**Collected data entries:**
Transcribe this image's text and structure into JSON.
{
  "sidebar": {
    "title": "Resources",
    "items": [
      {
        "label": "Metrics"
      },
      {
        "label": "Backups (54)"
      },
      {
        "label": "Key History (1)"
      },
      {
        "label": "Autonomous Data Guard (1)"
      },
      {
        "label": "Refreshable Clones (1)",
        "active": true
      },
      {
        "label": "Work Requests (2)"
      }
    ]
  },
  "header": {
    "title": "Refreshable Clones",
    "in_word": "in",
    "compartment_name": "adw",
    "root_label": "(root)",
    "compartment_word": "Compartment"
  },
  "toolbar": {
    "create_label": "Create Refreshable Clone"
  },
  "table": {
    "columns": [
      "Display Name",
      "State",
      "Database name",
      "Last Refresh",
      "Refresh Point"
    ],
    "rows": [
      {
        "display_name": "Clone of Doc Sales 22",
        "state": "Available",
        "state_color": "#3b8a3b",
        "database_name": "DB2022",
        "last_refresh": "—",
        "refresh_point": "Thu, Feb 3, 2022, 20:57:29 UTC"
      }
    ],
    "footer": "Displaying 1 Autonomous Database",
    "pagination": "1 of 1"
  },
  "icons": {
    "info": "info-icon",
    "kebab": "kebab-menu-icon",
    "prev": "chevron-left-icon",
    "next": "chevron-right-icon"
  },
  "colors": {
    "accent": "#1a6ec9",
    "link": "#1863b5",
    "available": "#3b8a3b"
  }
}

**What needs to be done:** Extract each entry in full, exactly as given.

**Exercise answer:**
Transcribe this image's text and structure into JSON.
{
  "sidebar": {
    "title": "Resources",
    "items": [
      {
        "label": "Metrics"
      },
      {
        "label": "Backups (54)"
      },
      {
        "label": "Key History (1)"
      },
      {
        "label": "Autonomous Data Guard (1)"
      },
      {
        "label": "Refreshable Clones (1)",
        "active": true
      },
      {
        "label": "Work Requests (2)"
      }
    ]
  },
  "header": {
    "title": "Refreshable Clones",
    "in_word": "in",
    "compartment_name": "adw",
    "root_label": "(root)",
    "compartment_word": "Compartment"
  },
  "toolbar": {
    "create_label": "Create Refreshable Clone"
  },
  "table": {
    "columns": [
      "Display Name",
      "State",
      "Database name",
      "Last Refresh",
      "Refresh Point"
    ],
    "rows": [
      {
        "display_name": "Clone of Doc Sales 22",
        "state": "Available",
        "state_color": "#3b8a3b",
        "database_name": "DB2022",
        "last_refresh": "—",
        "refresh_point": "Thu, Feb 3, 2022, 20:57:29 UTC"
      }
    ],
    "footer": "Displaying 1 Autonomous Database",
    "pagination": "1 of 1"
  },
  "icons": {
    "info": "info-icon",
    "kebab": "kebab-menu-icon",
    "prev": "chevron-left-icon",
    "next": "chevron-right-icon"
  },
  "colors": {
    "accent": "#1a6ec9",
    "link": "#1863b5",
    "available": "#3b8a3b"
  }
}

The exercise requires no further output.